Advisor / Committee
All students must have a mechanical engineering faculty advisor who assists them in planning a course sequence that meets degree requirements and who will discuss career objectives with the student. A preliminary committee must include student’s mechanical engineering faculty advisor and at least three other faculty members. A final oral defense committee must include student’s mechanical engineering faculty advisor and at least four other faculty members, one of whom must be from outside of the mechanical engineering department.
Assessments and Examinations
All Ph.D. applicants must take the Ph.D. qualifying exam no later than the second semester after completing their master degree. The Ph.D. candidate will need to pass a qualifying exam, preliminary exam, and a final defense in order to obtain a degree.
Ph.D. students must complete their preliminary exam within five years of passing their qualifying exam.
The preliminary must be passed at least 9 months prior to the thesis defense.
A candidate for a doctoral degree who fails to take the final oral examination and deposit the dissertation within five years after passing the preliminary examination may be required to take another preliminary examination to be admitted to candidacy a second time.
No language requirements.
Students with a strong background in mechanical engineering or a related field with interest in furthering their education in mechanical engineering are encouraged to apply for admission to the department. Applicants accepted into the program generally have an undergraduate grade point average well above the graduate school minimum of 3.0 on a 4.0 scale. All applicants are required to take the Graduate Record Exam (GRE). Applications are evaluated on the basis of previous academic record, GRE scores, letters of recommendation, and a personal statement. For more information on admission requirements see the department website.
Knowledge and Skills
- demonstrate an ability to synthesize knowledge from a subset of the biological, physical, and social sciences to help frame problems critical to the future of their discipline.
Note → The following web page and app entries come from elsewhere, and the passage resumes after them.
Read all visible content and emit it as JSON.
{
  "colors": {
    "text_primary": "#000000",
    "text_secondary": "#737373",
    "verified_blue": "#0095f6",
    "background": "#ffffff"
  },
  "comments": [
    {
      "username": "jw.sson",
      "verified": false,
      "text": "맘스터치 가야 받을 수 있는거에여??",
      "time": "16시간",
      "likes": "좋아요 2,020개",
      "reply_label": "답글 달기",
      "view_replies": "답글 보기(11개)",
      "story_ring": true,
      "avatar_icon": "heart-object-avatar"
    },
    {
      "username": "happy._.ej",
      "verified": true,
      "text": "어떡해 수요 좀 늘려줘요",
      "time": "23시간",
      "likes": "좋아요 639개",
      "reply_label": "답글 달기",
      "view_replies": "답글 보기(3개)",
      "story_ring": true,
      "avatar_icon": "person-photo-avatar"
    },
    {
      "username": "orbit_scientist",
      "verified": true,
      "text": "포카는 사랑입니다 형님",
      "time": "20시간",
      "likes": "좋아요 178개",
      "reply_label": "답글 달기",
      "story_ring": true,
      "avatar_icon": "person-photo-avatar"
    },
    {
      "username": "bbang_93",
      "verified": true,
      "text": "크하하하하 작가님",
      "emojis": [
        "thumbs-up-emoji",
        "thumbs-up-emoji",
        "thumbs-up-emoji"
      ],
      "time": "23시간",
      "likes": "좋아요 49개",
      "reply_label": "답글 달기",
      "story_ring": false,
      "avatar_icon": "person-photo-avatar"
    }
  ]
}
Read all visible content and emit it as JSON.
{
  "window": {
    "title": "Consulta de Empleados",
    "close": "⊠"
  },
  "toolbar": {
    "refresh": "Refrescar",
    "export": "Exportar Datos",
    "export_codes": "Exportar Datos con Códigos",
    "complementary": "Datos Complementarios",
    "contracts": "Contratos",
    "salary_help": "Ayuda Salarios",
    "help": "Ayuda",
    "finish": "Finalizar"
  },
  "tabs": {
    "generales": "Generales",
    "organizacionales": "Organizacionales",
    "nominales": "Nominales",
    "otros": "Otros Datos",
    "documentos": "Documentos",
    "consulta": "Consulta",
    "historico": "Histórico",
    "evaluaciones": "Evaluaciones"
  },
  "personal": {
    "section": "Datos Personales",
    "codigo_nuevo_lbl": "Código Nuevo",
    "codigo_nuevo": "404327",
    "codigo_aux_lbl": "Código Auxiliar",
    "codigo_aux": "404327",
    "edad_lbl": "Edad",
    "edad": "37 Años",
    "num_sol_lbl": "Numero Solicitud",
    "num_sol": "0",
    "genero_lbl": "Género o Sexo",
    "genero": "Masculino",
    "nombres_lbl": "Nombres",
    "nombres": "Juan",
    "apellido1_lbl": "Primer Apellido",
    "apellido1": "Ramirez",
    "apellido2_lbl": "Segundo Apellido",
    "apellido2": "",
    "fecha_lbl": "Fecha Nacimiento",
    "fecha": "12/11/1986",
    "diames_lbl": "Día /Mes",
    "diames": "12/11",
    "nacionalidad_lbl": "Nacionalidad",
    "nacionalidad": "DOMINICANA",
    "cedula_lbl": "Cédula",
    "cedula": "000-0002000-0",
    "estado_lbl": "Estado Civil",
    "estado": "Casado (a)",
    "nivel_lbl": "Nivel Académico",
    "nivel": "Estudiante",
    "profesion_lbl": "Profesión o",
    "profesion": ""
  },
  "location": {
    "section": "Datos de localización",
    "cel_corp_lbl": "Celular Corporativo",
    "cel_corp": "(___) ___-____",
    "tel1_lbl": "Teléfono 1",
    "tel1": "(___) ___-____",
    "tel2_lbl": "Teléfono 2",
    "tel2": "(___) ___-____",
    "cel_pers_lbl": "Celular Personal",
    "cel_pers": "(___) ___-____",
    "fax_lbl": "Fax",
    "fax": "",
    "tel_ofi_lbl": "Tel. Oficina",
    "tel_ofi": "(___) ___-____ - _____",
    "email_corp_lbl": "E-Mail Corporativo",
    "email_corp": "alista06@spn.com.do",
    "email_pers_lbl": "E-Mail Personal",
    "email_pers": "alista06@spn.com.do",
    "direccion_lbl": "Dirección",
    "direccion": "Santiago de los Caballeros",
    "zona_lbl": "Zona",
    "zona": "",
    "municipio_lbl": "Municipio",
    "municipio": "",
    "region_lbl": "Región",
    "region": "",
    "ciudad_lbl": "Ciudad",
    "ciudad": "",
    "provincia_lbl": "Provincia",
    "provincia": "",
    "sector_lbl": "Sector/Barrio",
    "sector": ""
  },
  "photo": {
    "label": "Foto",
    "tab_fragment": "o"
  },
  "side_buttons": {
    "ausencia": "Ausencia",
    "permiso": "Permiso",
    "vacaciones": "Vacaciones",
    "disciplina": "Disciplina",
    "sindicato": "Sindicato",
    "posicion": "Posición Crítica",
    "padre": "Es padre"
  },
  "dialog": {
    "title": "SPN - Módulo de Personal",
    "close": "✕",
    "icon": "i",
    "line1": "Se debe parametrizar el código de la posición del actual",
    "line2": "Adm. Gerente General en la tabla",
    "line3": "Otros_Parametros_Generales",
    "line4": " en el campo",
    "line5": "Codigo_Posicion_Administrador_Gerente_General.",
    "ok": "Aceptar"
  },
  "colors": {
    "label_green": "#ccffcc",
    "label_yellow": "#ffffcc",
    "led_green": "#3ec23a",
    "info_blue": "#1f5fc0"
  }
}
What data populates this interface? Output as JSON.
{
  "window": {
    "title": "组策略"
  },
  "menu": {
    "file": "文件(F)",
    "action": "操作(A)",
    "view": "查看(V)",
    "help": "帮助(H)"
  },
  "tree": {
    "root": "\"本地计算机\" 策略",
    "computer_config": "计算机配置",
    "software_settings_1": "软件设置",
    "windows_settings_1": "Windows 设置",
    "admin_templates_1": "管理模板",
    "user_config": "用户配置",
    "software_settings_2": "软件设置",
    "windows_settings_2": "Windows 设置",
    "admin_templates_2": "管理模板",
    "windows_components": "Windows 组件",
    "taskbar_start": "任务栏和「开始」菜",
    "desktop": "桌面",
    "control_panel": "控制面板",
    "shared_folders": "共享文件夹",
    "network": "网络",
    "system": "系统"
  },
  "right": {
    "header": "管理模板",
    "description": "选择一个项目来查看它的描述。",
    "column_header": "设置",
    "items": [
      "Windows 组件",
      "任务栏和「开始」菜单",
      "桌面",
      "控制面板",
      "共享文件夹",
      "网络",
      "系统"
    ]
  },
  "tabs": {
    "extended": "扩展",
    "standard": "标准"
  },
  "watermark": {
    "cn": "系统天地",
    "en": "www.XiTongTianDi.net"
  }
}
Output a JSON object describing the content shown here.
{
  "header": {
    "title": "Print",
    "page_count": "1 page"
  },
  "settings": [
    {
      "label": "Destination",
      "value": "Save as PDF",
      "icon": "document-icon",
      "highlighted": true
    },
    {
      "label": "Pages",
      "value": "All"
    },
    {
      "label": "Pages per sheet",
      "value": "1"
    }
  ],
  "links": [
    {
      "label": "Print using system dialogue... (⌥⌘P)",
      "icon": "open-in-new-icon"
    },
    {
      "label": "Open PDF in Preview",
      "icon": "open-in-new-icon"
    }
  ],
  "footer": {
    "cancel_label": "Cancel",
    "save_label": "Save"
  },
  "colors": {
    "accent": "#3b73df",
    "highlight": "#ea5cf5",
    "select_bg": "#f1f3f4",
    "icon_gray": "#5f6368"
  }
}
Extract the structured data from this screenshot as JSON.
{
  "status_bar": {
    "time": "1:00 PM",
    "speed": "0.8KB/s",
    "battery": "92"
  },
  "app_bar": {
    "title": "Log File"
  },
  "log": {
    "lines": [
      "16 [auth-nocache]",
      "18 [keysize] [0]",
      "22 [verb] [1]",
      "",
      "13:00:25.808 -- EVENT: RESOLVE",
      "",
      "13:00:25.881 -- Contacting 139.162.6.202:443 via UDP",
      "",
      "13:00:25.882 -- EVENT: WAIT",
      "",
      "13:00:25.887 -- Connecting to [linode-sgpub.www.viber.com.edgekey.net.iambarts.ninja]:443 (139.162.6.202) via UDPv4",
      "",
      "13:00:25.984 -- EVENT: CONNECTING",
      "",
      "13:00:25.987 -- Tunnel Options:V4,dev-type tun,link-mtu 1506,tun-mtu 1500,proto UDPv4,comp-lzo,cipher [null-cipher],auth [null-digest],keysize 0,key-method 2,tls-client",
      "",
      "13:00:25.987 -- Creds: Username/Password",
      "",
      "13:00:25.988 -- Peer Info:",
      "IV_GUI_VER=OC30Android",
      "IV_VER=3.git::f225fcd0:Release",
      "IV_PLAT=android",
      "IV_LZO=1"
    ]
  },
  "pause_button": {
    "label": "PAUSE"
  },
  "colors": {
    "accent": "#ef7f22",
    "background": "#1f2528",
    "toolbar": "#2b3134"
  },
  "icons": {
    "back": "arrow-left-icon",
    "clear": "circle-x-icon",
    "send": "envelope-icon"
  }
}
- conduct original research.
- demonstrate an ability to create new knowledge and communicate it to their peers.
- fosters ethical and professional conduct.
Faculty: Professors Engelstad, Ghandhi (chair), Lorenz, Moskwa, Nellis, Osswald, Pfotenhauer, Rowlands, Rutland, Sanders, Shapiro, Thelen, Turng; Associate Professors Krupenkin, Negrut, Pfefferkorn, Ploeg, Qian, Rothamer, Shedd, Suresh, Trujillo, Zinn; Assistant Professors Adamczyk, Eriten, Henak, Kokjohn, Miller, Min, Roldan-Alzate, Rudolph; Faculty affiliates Allen, Bonazza, Clemons, Corradini, Holloway, Kammer, Luzzio, Reindl, Scarlat, Schauer, Smith